09 March 2009
ByAppeared in BioNews 498
Scientists at the Whitehead institute for Biomedical Research in Massachusetts have successfully transformed human skins cells into stem cells that could be used to study and find treatments for Parkinson's disease. At the same time they removed the viruses usually used in the process, thereby minimising the risk of cancer. The findings are published in the 6 March edition of the journal Cell.
The Whitehead team used a virus to transfer specific genes into the DNA of skin cells from people with Parkinson's. The genes caused the adult cells to reprogram as induced pluripotent stem (iPS) cells, which can divide into any cell of the human body. They then used an enzyme to trim out the genetic material from the virus, which has been linked to an increased risk of cancer.
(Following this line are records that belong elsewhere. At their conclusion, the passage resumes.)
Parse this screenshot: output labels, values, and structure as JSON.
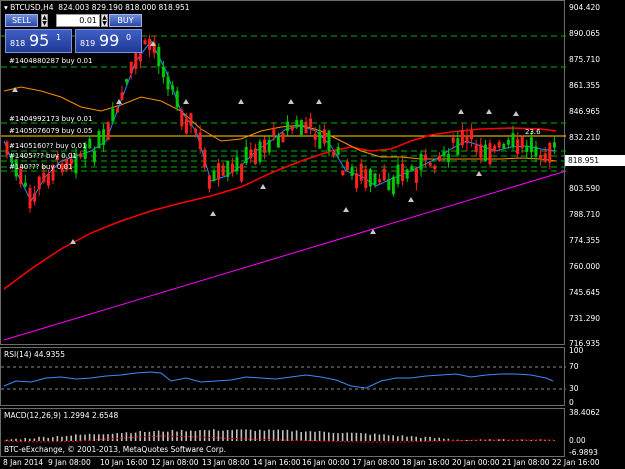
{
  "header": {
    "symbol_line": "BTCUSD,H4",
    "ohlc": "824.003 829.190 818.000 818.951"
  },
  "trade_panel": {
    "sell_label": "SELL",
    "buy_label": "BUY",
    "lot_value": "0.01",
    "bid_small": "818",
    "bid_big": "95",
    "bid_sup": "1",
    "ask_small": "819",
    "ask_big": "99",
    "ask_sup": "0"
  },
  "orders": [
    {
      "label": "#1404880287 buy 0.01"
    },
    {
      "label": "#1404992173 buy 0.01"
    },
    {
      "label": "#1405076079 buy 0.05"
    },
    {
      "label": "#1405160?? buy 0.01"
    },
    {
      "label": "#1405??? buy 0.01"
    },
    {
      "label": "#140??? buy 0.01"
    }
  ],
  "annotation": "23.6",
  "current_price": "818.951",
  "price_axis": [
    "904.420",
    "890.065",
    "875.710",
    "861.355",
    "846.965",
    "832.210",
    "818.951",
    "803.590",
    "788.710",
    "774.355",
    "760.000",
    "745.645",
    "731.290",
    "716.935"
  ],
  "rsi": {
    "title": "RSI(14) 44.9355",
    "levels": [
      "100",
      "70",
      "30",
      "0"
    ]
  },
  "macd": {
    "title": "MACD(12,26,9) 1.2994 2.6548",
    "levels": [
      "38.4062",
      "0.00",
      "-6.9893"
    ]
  },
  "footer": {
    "copyright": "BTC-eExchange, © 2001-2013, MetaQuotes Software Corp."
  },
  "time_axis": [
    "8 Jan 2014",
    "9 Jan 08:00",
    "10 Jan 16:00",
    "12 Jan 08:00",
    "13 Jan 08:00",
    "14 Jan 16:00",
    "16 Jan 00:00",
    "17 Jan 08:00",
    "18 Jan 16:00",
    "20 Jan 00:00",
    "21 Jan 08:00",
    "22 Jan 16:00"
  ],
  "colors": {
    "background": "#000000",
    "bull": "#00c800",
    "bear": "#ff2020",
    "ma_red": "#ff0000",
    "ma_orange": "#ff8c00",
    "ma_blue": "#1e90ff",
    "trend": "#ff00ff",
    "fib": "#ffd700",
    "order_line": "#00b000",
    "rsi_line": "#3b8bff",
    "macd_hist": "#c0c0c0",
    "macd_signal": "#ff0000"
  }
}
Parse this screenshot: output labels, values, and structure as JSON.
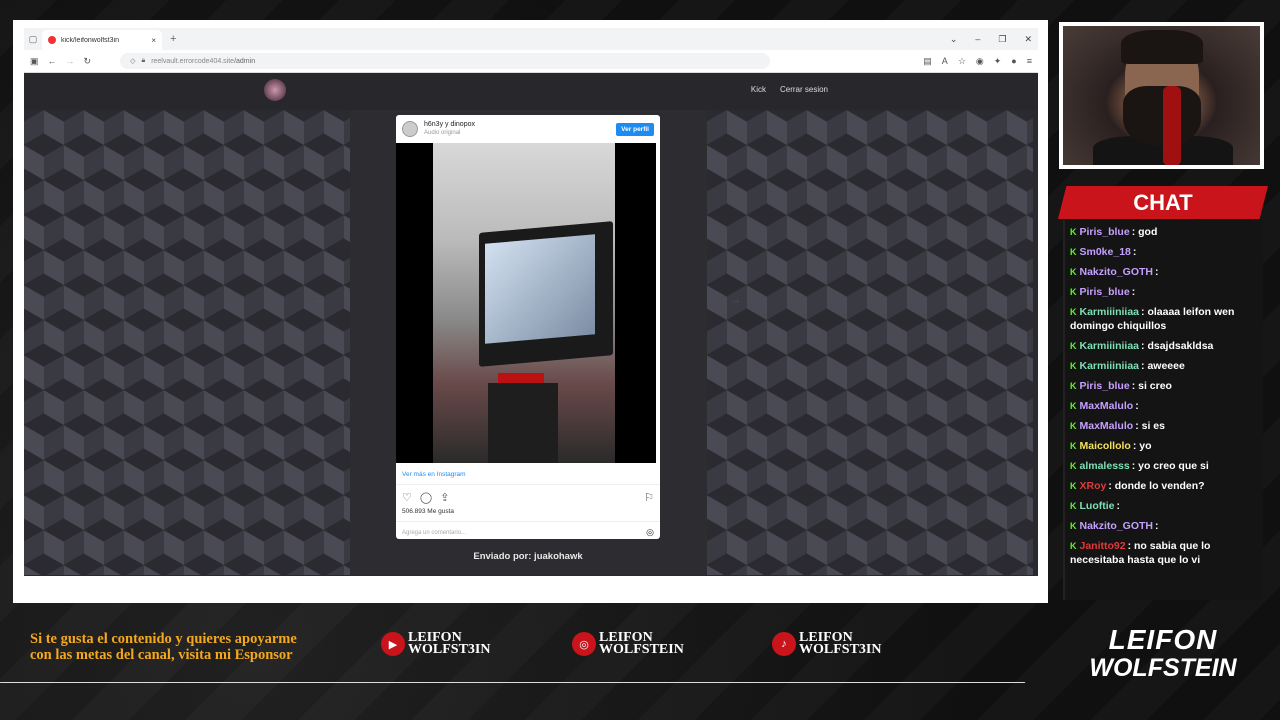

Since 2006 scientists have been reprogramming adult cells into iPS cells using viruses to transfer genes into the cells' DNA. But this study marks the first time researchers have successfully removed the reprogramming genes with the iPS cells retaining their embryonic stem cell-like properties.
The Whitehead team then used the iPS cells to derive specialised neurons that release dopamine. This chemical helps people perform smooth and coordinated movements and is lacking in people with Parkinson's because the neurons that produce it are depleted. The dopamine-releasing neurons may be used to study the disease, screen for new drugs and eventually they could lead to the creation of cellular therapies.
Dr Rudolf Jaenisch, Professor of Biology at the Whitehead Institute, said: 'Other labs have reprogrammed mouse cells and removed the reprogramming genes, but it was incredibly inefficient, and they couldn't get it to work in human cells... We have done it much more efficiently, in human cells, and made reprogrammed, gene-free cells'.
Although the initial results show great potential, Jaenisch acknowledges that there is lots more work to be done: 'The next step is to use these iPS-derived cells as disease models, and that's a high bar, a real challenge', he said.
This discovery comes in the same week as researchers found a way of ferrying genes into human cells without the use of a virus. Two teams from the University of Toronto and the Medical Research Council Centre for Regenerative Medicine at the University of Edinburgh used a technique called electroporation to insert genes into cells through pores. The genes were later removed making the cells entirely free of foreign DNA.